BÜSCHING, ANTON FRIEDRICH (1724–1793), German theologian and geographer, was born at Stadthagen in Schaumburg-Lippe, on the 27th of September 1724. In 1748 he was appointed tutor in the family of the count de Lynars, who was then going as ambassador to St Petersburg. On this journey he resolved to devote his life to the improvement of geographical science. Leaving the count’s family, he went to reside at Copenhagen, and devoted himself entirely to this new pursuit. In 1752 he published his Description of the Counties of Schleswig and Holstein. In 1754 he removed to Göttingen, where in 1757 he was appointed professor of philosophy; but in 1761 he accepted an invitation to the German congregation at St Petersburg. There he organized a school which, under him, soon became one of the most flourishing in the north of Europe, but a disagreement with Marshal Münich led him, in spite of the empress’s offers of high advancement, to return to central Europe in 1765. He first went to live at Altona; but next year he was called to superintend the famous “Greyfriars Gymnasium” (Gymnasium zum Grauen Kloster), which had been formed at Berlin by Frederick the Great. He died of dropsy on the 28th of May 1793, having by writing and example given a new impulse to education throughout Prussia. While at Göttingen he married the poetess, Christiana Dilthey.
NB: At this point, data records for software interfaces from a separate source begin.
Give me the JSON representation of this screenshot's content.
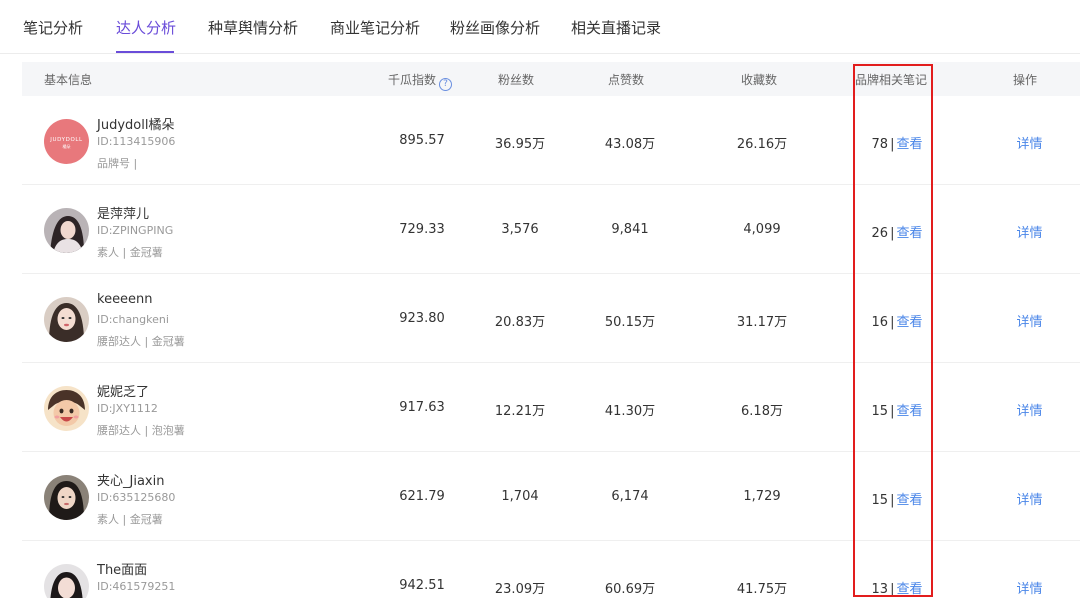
{
  "tabs": [
    {
      "label": "笔记分析"
    },
    {
      "label": "达人分析"
    },
    {
      "label": "种草舆情分析"
    },
    {
      "label": "商业笔记分析"
    },
    {
      "label": "粉丝画像分析"
    },
    {
      "label": "相关直播记录"
    }
  ],
  "active_tab": "达人分析",
  "table": {
    "headers": {
      "basic_info": "基本信息",
      "index": "千瓜指数",
      "fans": "粉丝数",
      "likes": "点赞数",
      "favorites": "收藏数",
      "brand_notes": "品牌相关笔记",
      "actions": "操作"
    },
    "help_icon": "?",
    "rows": [
      {
        "name": "Judydoll橘朵",
        "id": "ID:113415906",
        "tags": "品牌号 |",
        "avatar_text": "JUDYDOLL",
        "avatar_subtext": "橘朵",
        "index": "895.57",
        "fans": "36.95万",
        "likes": "43.08万",
        "favorites": "26.16万",
        "notes_count": "78",
        "view": "查看",
        "detail": "详情"
      },
      {
        "name": "是萍萍儿",
        "id": "ID:ZPINGPING",
        "tags": "素人 | 金冠薯",
        "index": "729.33",
        "fans": "3,576",
        "likes": "9,841",
        "favorites": "4,099",
        "notes_count": "26",
        "view": "查看",
        "detail": "详情"
      },
      {
        "name": "keeeenn",
        "id": "ID:changkeni",
        "tags": "腰部达人 | 金冠薯",
        "index": "923.80",
        "fans": "20.83万",
        "likes": "50.15万",
        "favorites": "31.17万",
        "notes_count": "16",
        "view": "查看",
        "detail": "详情"
      },
      {
        "name": "妮妮乏了",
        "id": "ID:JXY1112",
        "tags": "腰部达人 | 泡泡薯",
        "index": "917.63",
        "fans": "12.21万",
        "likes": "41.30万",
        "favorites": "6.18万",
        "notes_count": "15",
        "view": "查看",
        "detail": "详情"
      },
      {
        "name": "夹心_Jiaxin",
        "id": "ID:635125680",
        "tags": "素人 | 金冠薯",
        "index": "621.79",
        "fans": "1,704",
        "likes": "6,174",
        "favorites": "1,729",
        "notes_count": "15",
        "view": "查看",
        "detail": "详情"
      },
      {
        "name": "The面面",
        "id": "ID:461579251",
        "tags": "",
        "index": "942.51",
        "fans": "23.09万",
        "likes": "60.69万",
        "favorites": "41.75万",
        "notes_count": "13",
        "view": "查看",
        "detail": "详情"
      }
    ]
  },
  "colors": {
    "accent": "#6a4cd9",
    "link": "#4a86e8",
    "highlight": "#e21d1d",
    "brand_avatar_bg": "#e8787c"
  },
  "icons": {
    "help": "question-circle-icon"
  }
}
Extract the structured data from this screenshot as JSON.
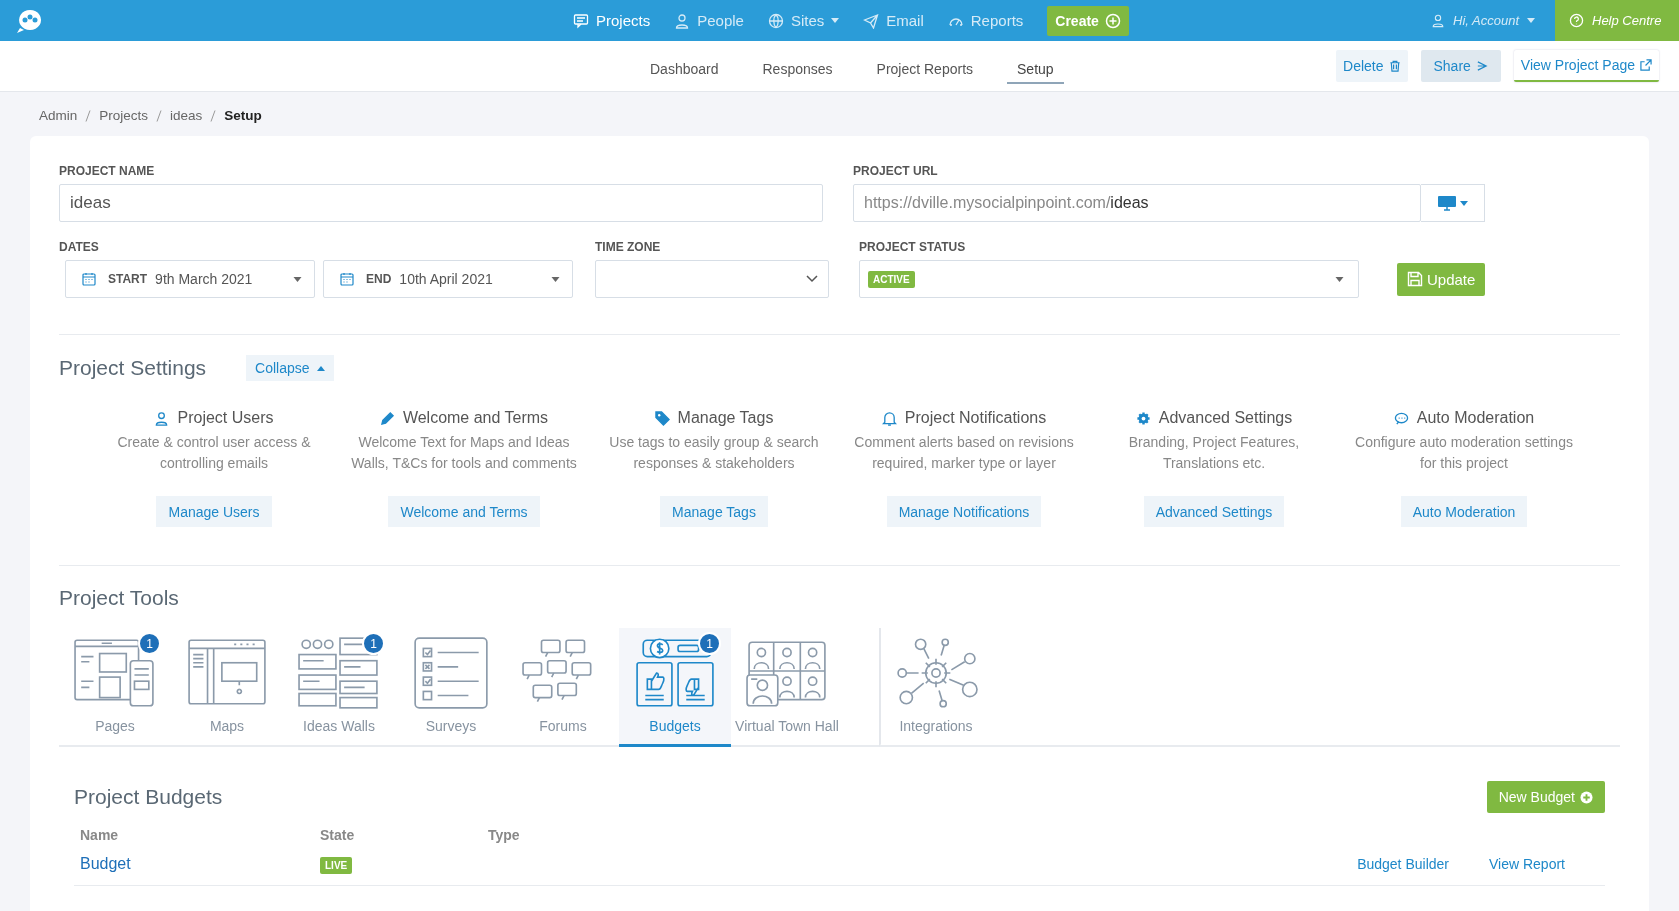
{
  "topbar": {
    "nav": [
      {
        "label": "Projects",
        "selected": true,
        "dropdown": false
      },
      {
        "label": "People",
        "selected": false,
        "dropdown": false
      },
      {
        "label": "Sites",
        "selected": false,
        "dropdown": true
      },
      {
        "label": "Email",
        "selected": false,
        "dropdown": false
      },
      {
        "label": "Reports",
        "selected": false,
        "dropdown": false
      }
    ],
    "create": "Create",
    "account": "Hi, Account",
    "help": "Help Centre"
  },
  "subnav": {
    "tabs": [
      {
        "label": "Dashboard",
        "selected": false
      },
      {
        "label": "Responses",
        "selected": false
      },
      {
        "label": "Project Reports",
        "selected": false
      },
      {
        "label": "Setup",
        "selected": true
      }
    ],
    "actions": [
      {
        "label": "Delete",
        "kind": "delete"
      },
      {
        "label": "Share",
        "kind": "share"
      },
      {
        "label": "View Project Page",
        "kind": "view"
      }
    ]
  },
  "breadcrumb": [
    {
      "label": "Admin",
      "current": false
    },
    {
      "label": "Projects",
      "current": false
    },
    {
      "label": "ideas",
      "current": false
    },
    {
      "label": "Setup",
      "current": true
    }
  ],
  "form": {
    "project_name": {
      "label": "PROJECT NAME",
      "value": "ideas"
    },
    "project_url": {
      "label": "PROJECT URL",
      "prefix": "https://dville.mysocialpinpoint.com/",
      "slug": "ideas"
    },
    "dates": {
      "label": "DATES",
      "start_label": "START",
      "start": "9th March 2021",
      "end_label": "END",
      "end": "10th April 2021"
    },
    "time_zone": {
      "label": "TIME ZONE"
    },
    "status": {
      "label": "PROJECT STATUS",
      "value": "ACTIVE"
    },
    "update": "Update"
  },
  "settings": {
    "title": "Project Settings",
    "collapse": "Collapse",
    "items": [
      {
        "title": "Project Users",
        "description": "Create & control user access & controlling emails",
        "button": "Manage Users"
      },
      {
        "title": "Welcome and Terms",
        "description": "Welcome Text for Maps and Ideas Walls, T&Cs for tools and comments",
        "button": "Welcome and Terms"
      },
      {
        "title": "Manage Tags",
        "description": "Use tags to easily group & search responses & stakeholders",
        "button": "Manage Tags"
      },
      {
        "title": "Project Notifications",
        "description": "Comment alerts based on revisions required, marker type or layer",
        "button": "Manage Notifications"
      },
      {
        "title": "Advanced Settings",
        "description": "Branding, Project Features, Translations etc.",
        "button": "Advanced Settings"
      },
      {
        "title": "Auto Moderation",
        "description": "Configure auto moderation settings for this project",
        "button": "Auto Moderation"
      }
    ]
  },
  "tools": {
    "title": "Project Tools",
    "items": [
      {
        "kind": "pages",
        "label": "Pages",
        "badge": "1",
        "selected": false
      },
      {
        "kind": "maps",
        "label": "Maps",
        "selected": false
      },
      {
        "kind": "ideas",
        "label": "Ideas Walls",
        "badge": "1",
        "selected": false
      },
      {
        "kind": "surveys",
        "label": "Surveys",
        "selected": false
      },
      {
        "kind": "forums",
        "label": "Forums",
        "selected": false
      },
      {
        "kind": "budgets",
        "label": "Budgets",
        "badge": "1",
        "selected": true
      },
      {
        "kind": "townhall",
        "label": "Virtual Town Hall",
        "selected": false
      },
      {
        "kind": "integrations",
        "label": "Integrations",
        "selected": false
      }
    ]
  },
  "budgets": {
    "title": "Project Budgets",
    "new_button": "New Budget",
    "columns": [
      "Name",
      "State",
      "Type"
    ],
    "rows": [
      {
        "name": "Budget",
        "state": "LIVE",
        "actions": [
          "Budget Builder",
          "View Report"
        ]
      }
    ]
  }
}
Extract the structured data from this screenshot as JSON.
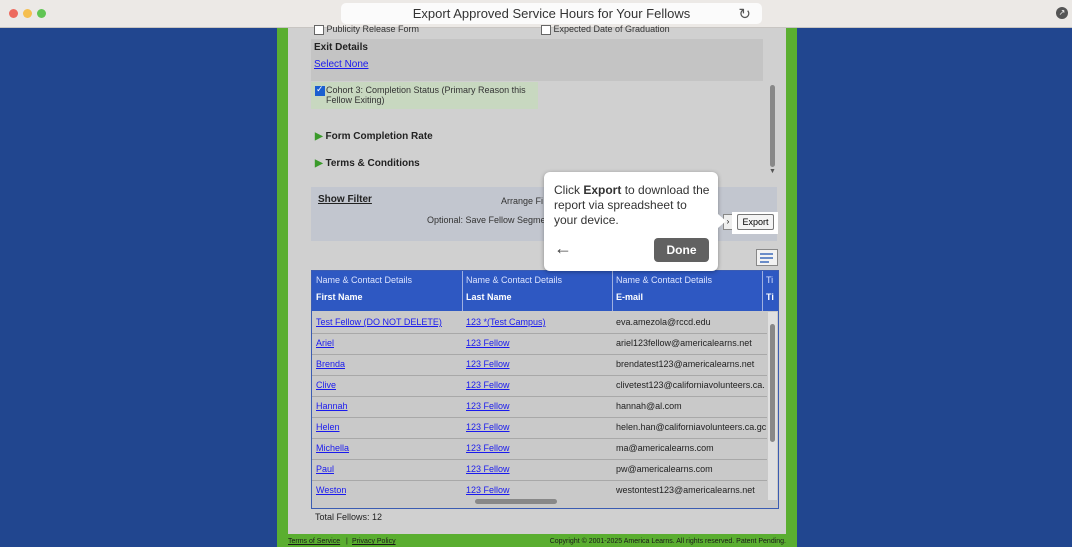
{
  "window": {
    "title": "Export Approved Service Hours for Your Fellows",
    "traffic_light_colors": [
      "#ed6a5e",
      "#f5bf4f",
      "#61c554"
    ]
  },
  "form": {
    "publicity_label": "Publicity Release Form",
    "expected_grad_label": "Expected Date of Graduation",
    "exit_details_heading": "Exit Details",
    "select_none_link": "Select None",
    "cohort_label": "Cohort 3: Completion Status (Primary Reason this Fellow Exiting)",
    "form_completion_rate": "Form Completion Rate",
    "terms_conditions": "Terms & Conditions"
  },
  "filter": {
    "show_filter": "Show Filter",
    "arrange_label": "Arrange Fi",
    "save_segment_label": "Optional: Save Fellow Segme",
    "export_button": "Export"
  },
  "popover": {
    "text_before": "Click ",
    "text_bold": "Export",
    "text_after": " to download the report via spreadsheet to your device.",
    "done_button": "Done"
  },
  "table": {
    "group_header": "Name & Contact Details",
    "group_header_trunc": "Ti",
    "columns": [
      "First Name",
      "Last Name",
      "E-mail",
      "Ti"
    ],
    "rows": [
      {
        "first": "Test Fellow (DO NOT DELETE)",
        "last": "123 *(Test Campus)",
        "email": "eva.amezola@rccd.edu"
      },
      {
        "first": "Ariel",
        "last": "123 Fellow",
        "email": "ariel123fellow@americalearns.net"
      },
      {
        "first": "Brenda",
        "last": "123 Fellow",
        "email": "brendatest123@americalearns.net"
      },
      {
        "first": "Clive",
        "last": "123 Fellow",
        "email": "clivetest123@californiavolunteers.ca."
      },
      {
        "first": "Hannah",
        "last": "123 Fellow",
        "email": "hannah@al.com"
      },
      {
        "first": "Helen",
        "last": "123 Fellow",
        "email": "helen.han@californiavolunteers.ca.gc"
      },
      {
        "first": "Michella",
        "last": "123 Fellow",
        "email": "ma@americalearns.com"
      },
      {
        "first": "Paul",
        "last": "123 Fellow",
        "email": "pw@americalearns.com"
      },
      {
        "first": "Weston",
        "last": "123 Fellow",
        "email": "westontest123@americalearns.net"
      }
    ],
    "total_fellows": "Total Fellows: 12"
  },
  "footer": {
    "terms": "Terms of Service",
    "privacy": "Privacy Policy",
    "copyright": "Copyright © 2001-2025 America Learns. All rights reserved. Patent Pending."
  }
}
Büsching’s works (on geography, history, education and religion) amount to more than a hundred. The first class comprehends those upon which his fame chiefly rests; for although he did not possess the genius of D’Anville, he may be regarded as the creator of modern Statistical Geography. His magnum opus is the Erdebeschreibung, in seven parts, of which the first four, comprehending Europe, were published in 1754–1761, and have been translated into several languages (e.g. into English with a preface by Murdoch, in six volumes, London, 1762). In 1768 the fifth part was published, being the first volume upon Asia, containing Asiatic Turkey and Arabia. It displays an immense extent of research, and is generally considered as his masterpiece. Büsching was also the editor of a valuable collection entitled Magazin für d. neue Historie und Geographie (23 vols. 4to, 1767–1793); also of Wochentl. Nachrichten von neuen Landkarten (Berlin, 1773–1787). His works on education enjoyed great repute. In biography he wrote a number of articles for the above-mentioned Magazin, and a valuable collection of Beiträge zur Lebensgeschichte merkwürdiger Personen (6 vols., 1783–1789), including an elaborate life of Frederick the Great.